If you've never done a systematic search for archival photos, well. It's a process. I took the training session twice, and still flopped around like a fish out of water doing this.
First you need to search our online database for photos - but only about 3-4% of the photos in the collection have been described individually (archivists say "at the item level"). So if you strike out there - or, in my case, found a couple of what you wanted, but wanted to see if there were more - you go to the paper finding aid for the collection.
Photos at LAC are organized by Accession. So we get a whole whack of photos from the Dept. of National Defence, e.g., and give it a number - in my case, the magic number was 1964-114, or, the 114th collection acquired in 1964.
For this fabled accession, there's a complicated finding aid, FA-22, a box full of ratty handwritten or typewritten or photocopied pages. I wanted the O-series - O for Ordinary, comprised of shots of the troops overseas doing, I suppose, ordinary things.
I suppose that most of what I found was actually reasonably ordinary. One or two photos of the xth battalion, buying oranges from French children. All the Non-Commissioned Officers from the nth battalion, a scarred field their backdrop: so many of them they are interchangeable in the camera's eye, pale skin and dark hats. A few men from another battalion are leaning back against the damp walls of the trenches, steely faced as a superior officer makes a brief visit. Few people mentioned by name.
In all of this, suddenly: Yvonne.
There wasn't another single page of the O-series that had this many ditto-marks. Yvonne, described as "the pretty railway gate keeper" the page before, was, I would say, hot shit for a war photographer at the front. As well as for a few of the other men from whatever unnamed battalions.
I could picture her - a thick rope of dark hair twisted and pinned at the neck. Swept off her face. High cheekbones in a pale oval face. Wide, dark eyes. Leaning on her crossing gate and staring with insouciance into the camera.

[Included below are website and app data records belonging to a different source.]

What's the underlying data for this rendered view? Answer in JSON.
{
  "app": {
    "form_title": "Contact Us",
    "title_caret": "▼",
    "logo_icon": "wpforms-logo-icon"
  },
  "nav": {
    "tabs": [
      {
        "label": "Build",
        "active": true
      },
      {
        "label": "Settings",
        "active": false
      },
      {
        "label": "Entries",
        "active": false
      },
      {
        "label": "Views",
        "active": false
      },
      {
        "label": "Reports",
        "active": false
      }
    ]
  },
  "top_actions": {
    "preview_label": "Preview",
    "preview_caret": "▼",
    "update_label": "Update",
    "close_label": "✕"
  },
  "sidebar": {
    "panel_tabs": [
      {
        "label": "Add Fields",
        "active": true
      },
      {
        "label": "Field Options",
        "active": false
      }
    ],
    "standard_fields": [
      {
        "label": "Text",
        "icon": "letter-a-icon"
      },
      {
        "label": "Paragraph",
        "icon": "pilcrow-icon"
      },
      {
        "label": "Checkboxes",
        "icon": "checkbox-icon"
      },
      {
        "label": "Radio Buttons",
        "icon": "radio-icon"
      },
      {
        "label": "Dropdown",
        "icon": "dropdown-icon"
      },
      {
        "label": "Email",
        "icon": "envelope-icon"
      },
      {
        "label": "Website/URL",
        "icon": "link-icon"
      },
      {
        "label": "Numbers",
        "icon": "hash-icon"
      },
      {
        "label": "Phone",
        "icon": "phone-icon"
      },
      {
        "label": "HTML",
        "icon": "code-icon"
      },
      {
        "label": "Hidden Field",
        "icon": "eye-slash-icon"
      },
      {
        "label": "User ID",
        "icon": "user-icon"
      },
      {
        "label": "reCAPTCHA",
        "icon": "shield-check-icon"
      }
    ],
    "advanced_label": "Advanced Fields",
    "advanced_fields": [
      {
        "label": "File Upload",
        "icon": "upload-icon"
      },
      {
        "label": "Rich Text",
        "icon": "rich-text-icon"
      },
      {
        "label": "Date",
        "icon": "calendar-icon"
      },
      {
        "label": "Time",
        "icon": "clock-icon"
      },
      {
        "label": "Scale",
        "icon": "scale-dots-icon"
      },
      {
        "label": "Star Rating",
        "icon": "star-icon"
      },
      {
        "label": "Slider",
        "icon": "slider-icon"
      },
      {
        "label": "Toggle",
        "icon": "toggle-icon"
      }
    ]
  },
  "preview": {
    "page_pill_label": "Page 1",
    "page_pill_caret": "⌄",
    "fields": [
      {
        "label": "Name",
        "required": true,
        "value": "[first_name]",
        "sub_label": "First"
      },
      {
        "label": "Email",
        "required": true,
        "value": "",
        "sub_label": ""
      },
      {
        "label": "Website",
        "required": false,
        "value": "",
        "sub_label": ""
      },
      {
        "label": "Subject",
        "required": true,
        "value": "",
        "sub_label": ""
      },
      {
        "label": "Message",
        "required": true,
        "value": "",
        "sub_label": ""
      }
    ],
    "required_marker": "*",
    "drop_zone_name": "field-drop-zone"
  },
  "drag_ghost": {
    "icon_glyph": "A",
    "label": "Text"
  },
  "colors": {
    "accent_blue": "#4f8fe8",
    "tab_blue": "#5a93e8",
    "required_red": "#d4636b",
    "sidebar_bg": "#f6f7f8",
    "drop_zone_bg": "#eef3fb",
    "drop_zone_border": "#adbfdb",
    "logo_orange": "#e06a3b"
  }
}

If I were interested in writing historical fiction, this would be a gold mine. What was Yvonne like? Was she really that pretty? How many men went to visit her in a day? Did she like the attention? What does a railway crossing gate keeper - pretty or no - do? Is pretty then the same as pretty now? Was she sad when the war was over and the men went home? Was she relieved to hear no more clumsy Canadian accents and choppy French? What was her family like? Did she live with her parents? Did the men compete for her attention, hoping for a few kind words, a bright smile in the midst of death, boredom and filth.